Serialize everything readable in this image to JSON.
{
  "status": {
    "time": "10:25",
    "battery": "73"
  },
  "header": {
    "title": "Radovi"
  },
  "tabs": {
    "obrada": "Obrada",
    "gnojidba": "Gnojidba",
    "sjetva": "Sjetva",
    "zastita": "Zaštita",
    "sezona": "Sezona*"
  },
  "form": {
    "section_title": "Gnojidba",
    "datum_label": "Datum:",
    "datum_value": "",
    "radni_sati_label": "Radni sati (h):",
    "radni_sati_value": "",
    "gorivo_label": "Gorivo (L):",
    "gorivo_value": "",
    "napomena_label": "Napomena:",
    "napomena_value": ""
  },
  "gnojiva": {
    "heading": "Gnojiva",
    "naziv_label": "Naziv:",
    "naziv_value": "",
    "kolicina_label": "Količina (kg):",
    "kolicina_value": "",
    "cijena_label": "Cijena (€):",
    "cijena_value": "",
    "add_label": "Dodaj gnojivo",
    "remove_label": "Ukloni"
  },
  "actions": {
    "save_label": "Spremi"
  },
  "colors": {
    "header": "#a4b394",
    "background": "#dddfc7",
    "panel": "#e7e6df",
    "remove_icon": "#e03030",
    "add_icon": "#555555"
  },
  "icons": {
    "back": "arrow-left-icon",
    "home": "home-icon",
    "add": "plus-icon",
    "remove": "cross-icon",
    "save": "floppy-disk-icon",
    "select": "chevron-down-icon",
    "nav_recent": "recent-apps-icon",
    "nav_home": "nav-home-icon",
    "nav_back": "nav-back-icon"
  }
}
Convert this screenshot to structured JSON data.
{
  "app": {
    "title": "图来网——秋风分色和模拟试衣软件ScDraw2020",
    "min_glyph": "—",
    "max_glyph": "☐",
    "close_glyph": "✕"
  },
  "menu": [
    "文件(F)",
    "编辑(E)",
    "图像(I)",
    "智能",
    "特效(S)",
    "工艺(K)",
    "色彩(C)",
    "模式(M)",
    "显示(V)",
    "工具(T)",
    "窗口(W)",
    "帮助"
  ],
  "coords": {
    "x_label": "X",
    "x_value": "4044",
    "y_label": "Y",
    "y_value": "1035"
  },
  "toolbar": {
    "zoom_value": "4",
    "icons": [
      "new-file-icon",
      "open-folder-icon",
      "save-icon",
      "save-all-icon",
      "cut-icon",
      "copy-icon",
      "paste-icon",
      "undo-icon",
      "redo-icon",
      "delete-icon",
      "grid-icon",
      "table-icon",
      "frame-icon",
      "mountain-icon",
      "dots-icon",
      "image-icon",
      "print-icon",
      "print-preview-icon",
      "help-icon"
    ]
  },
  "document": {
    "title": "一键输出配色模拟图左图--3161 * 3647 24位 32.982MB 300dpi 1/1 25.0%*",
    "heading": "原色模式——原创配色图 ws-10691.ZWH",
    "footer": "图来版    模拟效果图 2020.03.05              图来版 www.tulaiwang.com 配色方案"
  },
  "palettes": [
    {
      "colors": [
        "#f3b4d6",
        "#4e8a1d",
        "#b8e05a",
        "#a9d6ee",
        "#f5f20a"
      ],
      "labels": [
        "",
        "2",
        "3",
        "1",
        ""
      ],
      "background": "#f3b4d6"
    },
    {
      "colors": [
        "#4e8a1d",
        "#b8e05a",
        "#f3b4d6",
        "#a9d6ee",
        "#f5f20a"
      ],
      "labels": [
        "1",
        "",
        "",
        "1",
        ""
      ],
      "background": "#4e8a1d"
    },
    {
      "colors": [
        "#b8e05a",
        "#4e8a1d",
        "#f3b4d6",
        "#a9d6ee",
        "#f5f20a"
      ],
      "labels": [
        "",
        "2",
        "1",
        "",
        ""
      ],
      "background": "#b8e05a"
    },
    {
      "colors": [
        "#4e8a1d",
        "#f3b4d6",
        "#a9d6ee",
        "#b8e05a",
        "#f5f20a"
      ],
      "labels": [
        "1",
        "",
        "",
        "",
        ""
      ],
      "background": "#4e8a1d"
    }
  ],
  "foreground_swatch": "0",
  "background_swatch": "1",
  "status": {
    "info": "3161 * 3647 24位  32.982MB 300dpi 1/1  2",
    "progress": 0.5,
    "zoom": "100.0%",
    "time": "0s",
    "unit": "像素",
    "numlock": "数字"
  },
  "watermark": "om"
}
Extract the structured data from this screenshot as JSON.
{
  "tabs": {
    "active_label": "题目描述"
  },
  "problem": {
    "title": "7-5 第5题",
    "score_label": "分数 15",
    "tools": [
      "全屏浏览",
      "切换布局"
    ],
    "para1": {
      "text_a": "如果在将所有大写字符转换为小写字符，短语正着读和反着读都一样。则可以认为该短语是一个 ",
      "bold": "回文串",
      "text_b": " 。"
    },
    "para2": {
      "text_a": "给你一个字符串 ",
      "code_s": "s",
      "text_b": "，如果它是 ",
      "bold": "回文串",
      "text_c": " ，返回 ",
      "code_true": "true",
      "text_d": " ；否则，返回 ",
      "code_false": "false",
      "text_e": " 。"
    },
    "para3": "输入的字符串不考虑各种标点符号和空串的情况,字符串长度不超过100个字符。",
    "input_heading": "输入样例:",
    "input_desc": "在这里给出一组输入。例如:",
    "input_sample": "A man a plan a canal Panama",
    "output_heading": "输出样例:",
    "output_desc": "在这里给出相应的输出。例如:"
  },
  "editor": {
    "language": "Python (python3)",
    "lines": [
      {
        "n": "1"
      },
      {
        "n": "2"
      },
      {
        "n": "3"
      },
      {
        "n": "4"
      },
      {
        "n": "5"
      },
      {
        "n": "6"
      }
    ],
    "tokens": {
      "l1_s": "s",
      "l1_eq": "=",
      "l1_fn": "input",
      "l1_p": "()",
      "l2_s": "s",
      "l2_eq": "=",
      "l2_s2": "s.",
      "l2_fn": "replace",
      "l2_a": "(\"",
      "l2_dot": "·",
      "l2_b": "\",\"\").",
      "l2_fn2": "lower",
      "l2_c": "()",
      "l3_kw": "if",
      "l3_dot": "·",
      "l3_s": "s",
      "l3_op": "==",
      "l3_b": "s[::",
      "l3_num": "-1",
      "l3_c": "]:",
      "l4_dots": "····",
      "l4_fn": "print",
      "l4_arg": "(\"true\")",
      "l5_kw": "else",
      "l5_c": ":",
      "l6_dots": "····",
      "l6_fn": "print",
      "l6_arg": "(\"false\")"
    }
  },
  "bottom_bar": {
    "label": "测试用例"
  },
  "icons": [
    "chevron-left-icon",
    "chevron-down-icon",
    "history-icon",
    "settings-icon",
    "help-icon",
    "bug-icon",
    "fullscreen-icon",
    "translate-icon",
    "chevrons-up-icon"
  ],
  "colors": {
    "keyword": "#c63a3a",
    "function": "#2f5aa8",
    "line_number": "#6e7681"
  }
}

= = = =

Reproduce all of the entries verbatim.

* Solution to the exercise *
Serialize everything readable in this image to JSON.
{
  "status": {
    "time": "10:25",
    "battery": "73"
  },
  "header": {
    "title": "Radovi"
  },
  "tabs": {
    "obrada": "Obrada",
    "gnojidba": "Gnojidba",
    "sjetva": "Sjetva",
    "zastita": "Zaštita",
    "sezona": "Sezona*"
  },
  "form": {
    "section_title": "Gnojidba",
    "datum_label": "Datum:",
    "datum_value": "",
    "radni_sati_label": "Radni sati (h):",
    "radni_sati_value": "",
    "gorivo_label": "Gorivo (L):",
    "gorivo_value": "",
    "napomena_label": "Napomena:",
    "napomena_value": ""
  },
  "gnojiva": {
    "heading": "Gnojiva",
    "naziv_label": "Naziv:",
    "naziv_value": "",
    "kolicina_label": "Količina (kg):",
    "kolicina_value": "",
    "cijena_label": "Cijena (€):",
    "cijena_value": "",
    "add_label": "Dodaj gnojivo",
    "remove_label": "Ukloni"
  },
  "actions": {
    "save_label": "Spremi"
  },
  "colors": {
    "header": "#a4b394",
    "background": "#dddfc7",
    "panel": "#e7e6df",
    "remove_icon": "#e03030",
    "add_icon": "#555555"
  },
  "icons": {
    "back": "arrow-left-icon",
    "home": "home-icon",
    "add": "plus-icon",
    "remove": "cross-icon",
    "save": "floppy-disk-icon",
    "select": "chevron-down-icon",
    "nav_recent": "recent-apps-icon",
    "nav_home": "nav-home-icon",
    "nav_back": "nav-back-icon"
  }
}
Convert this screenshot to structured JSON data.
{
  "app": {
    "title": "图来网——秋风分色和模拟试衣软件ScDraw2020",
    "min_glyph": "—",
    "max_glyph": "☐",
    "close_glyph": "✕"
  },
  "menu": [
    "文件(F)",
    "编辑(E)",
    "图像(I)",
    "智能",
    "特效(S)",
    "工艺(K)",
    "色彩(C)",
    "模式(M)",
    "显示(V)",
    "工具(T)",
    "窗口(W)",
    "帮助"
  ],
  "coords": {
    "x_label": "X",
    "x_value": "4044",
    "y_label": "Y",
    "y_value": "1035"
  },
  "toolbar": {
    "zoom_value": "4",
    "icons": [
      "new-file-icon",
      "open-folder-icon",
      "save-icon",
      "save-all-icon",
      "cut-icon",
      "copy-icon",
      "paste-icon",
      "undo-icon",
      "redo-icon",
      "delete-icon",
      "grid-icon",
      "table-icon",
      "frame-icon",
      "mountain-icon",
      "dots-icon",
      "image-icon",
      "print-icon",
      "print-preview-icon",
      "help-icon"
    ]
  },
  "document": {
    "title": "一键输出配色模拟图左图--3161 * 3647 24位 32.982MB 300dpi 1/1 25.0%*",
    "heading": "原色模式——原创配色图 ws-10691.ZWH",
    "footer": "图来版    模拟效果图 2020.03.05              图来版 www.tulaiwang.com 配色方案"
  },
  "palettes": [
    {
      "colors": [
        "#f3b4d6",
        "#4e8a1d",
        "#b8e05a",
        "#a9d6ee",
        "#f5f20a"
      ],
      "labels": [
        "",
        "2",
        "3",
        "1",
        ""
      ],
      "background": "#f3b4d6"
    },
    {
      "colors": [
        "#4e8a1d",
        "#b8e05a",
        "#f3b4d6",
        "#a9d6ee",
        "#f5f20a"
      ],
      "labels": [
        "1",
        "",
        "",
        "1",
        ""
      ],
      "background": "#4e8a1d"
    },
    {
      "colors": [
        "#b8e05a",
        "#4e8a1d",
        "#f3b4d6",
        "#a9d6ee",
        "#f5f20a"
      ],
      "labels": [
        "",
        "2",
        "1",
        "",
        ""
      ],
      "background": "#b8e05a"
    },
    {
      "colors": [
        "#4e8a1d",
        "#f3b4d6",
        "#a9d6ee",
        "#b8e05a",
        "#f5f20a"
      ],
      "labels": [
        "1",
        "",
        "",
        "",
        ""
      ],
      "background": "#4e8a1d"
    }
  ],
  "foreground_swatch": "0",
  "background_swatch": "1",
  "status": {
    "info": "3161 * 3647 24位  32.982MB 300dpi 1/1  2",
    "progress": 0.5,
    "zoom": "100.0%",
    "time": "0s",
    "unit": "像素",
    "numlock": "数字"
  },
  "watermark": "om"
}
Extract the structured data from this screenshot as JSON.
{
  "tabs": {
    "active_label": "题目描述"
  },
  "problem": {
    "title": "7-5 第5题",
    "score_label": "分数 15",
    "tools": [
      "全屏浏览",
      "切换布局"
    ],
    "para1": {
      "text_a": "如果在将所有大写字符转换为小写字符，短语正着读和反着读都一样。则可以认为该短语是一个 ",
      "bold": "回文串",
      "text_b": " 。"
    },
    "para2": {
      "text_a": "给你一个字符串 ",
      "code_s": "s",
      "text_b": "，如果它是 ",
      "bold": "回文串",
      "text_c": " ，返回 ",
      "code_true": "true",
      "text_d": " ；否则，返回 ",
      "code_false": "false",
      "text_e": " 。"
    },
    "para3": "输入的字符串不考虑各种标点符号和空串的情况,字符串长度不超过100个字符。",
    "input_heading": "输入样例:",
    "input_desc": "在这里给出一组输入。例如:",
    "input_sample": "A man a plan a canal Panama",
    "output_heading": "输出样例:",
    "output_desc": "在这里给出相应的输出。例如:"
  },
  "editor": {
    "language": "Python (python3)",
    "lines": [
      {
        "n": "1"
      },
      {
        "n": "2"
      },
      {
        "n": "3"
      },
      {
        "n": "4"
      },
      {
        "n": "5"
      },
      {
        "n": "6"
      }
    ],
    "tokens": {
      "l1_s": "s",
      "l1_eq": "=",
      "l1_fn": "input",
      "l1_p": "()",
      "l2_s": "s",
      "l2_eq": "=",
      "l2_s2": "s.",
      "l2_fn": "replace",
      "l2_a": "(\"",
      "l2_dot": "·",
      "l2_b": "\",\"\").",
      "l2_fn2": "lower",
      "l2_c": "()",
      "l3_kw": "if",
      "l3_dot": "·",
      "l3_s": "s",
      "l3_op": "==",
      "l3_b": "s[::",
      "l3_num": "-1",
      "l3_c": "]:",
      "l4_dots": "····",
      "l4_fn": "print",
      "l4_arg": "(\"true\")",
      "l5_kw": "else",
      "l5_c": ":",
      "l6_dots": "····",
      "l6_fn": "print",
      "l6_arg": "(\"false\")"
    }
  },
  "bottom_bar": {
    "label": "测试用例"
  },
  "icons": [
    "chevron-left-icon",
    "chevron-down-icon",
    "history-icon",
    "settings-icon",
    "help-icon",
    "bug-icon",
    "fullscreen-icon",
    "translate-icon",
    "chevrons-up-icon"
  ],
  "colors": {
    "keyword": "#c63a3a",
    "function": "#2f5aa8",
    "line_number": "#6e7681"
  }
}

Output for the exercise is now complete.